The Tarrant County Criminal District’s Attorney’s office expects cases to keep multiplying as case scrutiny intensifies, according to Criminal District Attorney Sharen Wilson.
Since taking the reins from Joe Shannon in early 2015, the former state district judge and criminal district attorney for the state’s third-most-populated county has watched criminal cases multiply as staff struggles to keep up with the workload.
“Backlogs are growing, and that’s only going to increase,” said Wilson, speaking April 13 at a breakfast meeting sponsored by Fort Worth Business. The gathering saw Wilson serve as keynote speaker and featured a question-and-answer session moderated by editor Robert Francis.
Just as transportation planners struggle to accommodate a growing North Texas population, so does Wilson’s office cope with a mounting caseload. She cited an effort to maintain her office’s quality of work even as its 300 full-time employees — including about 155 attorneys — handle an average of 45,000 cases in any given year.
Helping fuel that resolve was the Michael Morton case, named after a Texas County supermarket manager wrongly convicted and sentenced to die for the murder of his wife.
“That’s a horrible case,” said Wilson of the 1986 crime. “The prosecution withheld evidence that would have found him not guilty.”
Instead, Morton spent almost 25 years in prison for the murder of his wife before his 2011 release, despite what many observers considered copious evidence demonstrating his innocence.
“Because of the Michael Morton Act [Texas Senate Bill 1611, intended to ensure a more open discovery process], cases are going slower,” said Wilson, pointing to DNA evidence and related technology as tools in prosecution while also crediting the human element.
“You’re still going to have humans look at everything to make sure we’re doing the right thing,” Wilson said.
The CDA’s office workload is formidable with or without technology. Its four divisions — civil, criminal, investigation and chief of staff — handle thousands of cases each year, with mental health and domestic violence among cases increasing in recent years.
Asked by why mental health cases are multiplying, Wilson said, “I don’t know. Those are not all separate, distinct individuals.”
Such cases jumped 21 percent to 3,804 in 2015 compared to the previous year.
The introduction of online case filing may have increased numbers of public filings “because we’re more accessible,” especially for protective orders, Wilson noted.

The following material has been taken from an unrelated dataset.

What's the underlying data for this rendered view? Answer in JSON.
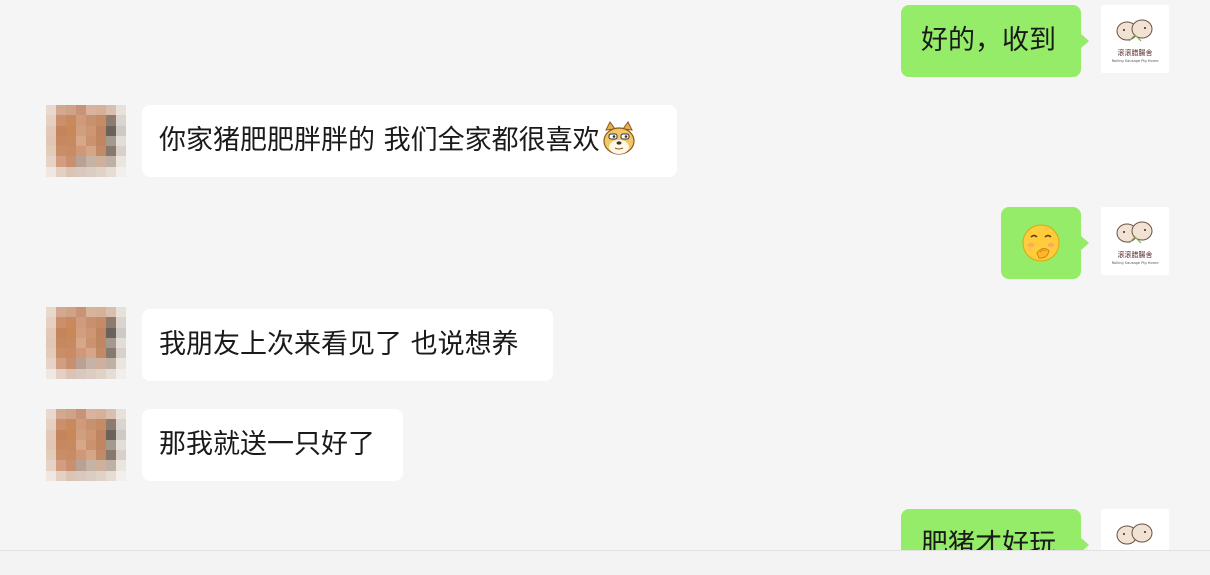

Meanwhile, the criminal division is seeing more family violence, driving while intoxicated and marijuana possession cases, the top three offenses in the division, while ID theft, and real estate deed theft also are on the rise.
In the civil division, lawsuits filed again elected officials keep attorneys busy.
“Guess who gets sued the most. That would be the sheriff,” said Wilson, adding that CDA attorneys “have to know a little about a ton of issues.”
Asked to give some advice for young lawyers, and Wilson said, “Be ethical because the one thing you can’t get back is your reputation. Don’t be afraid to know the law greater than anyone else in the county.”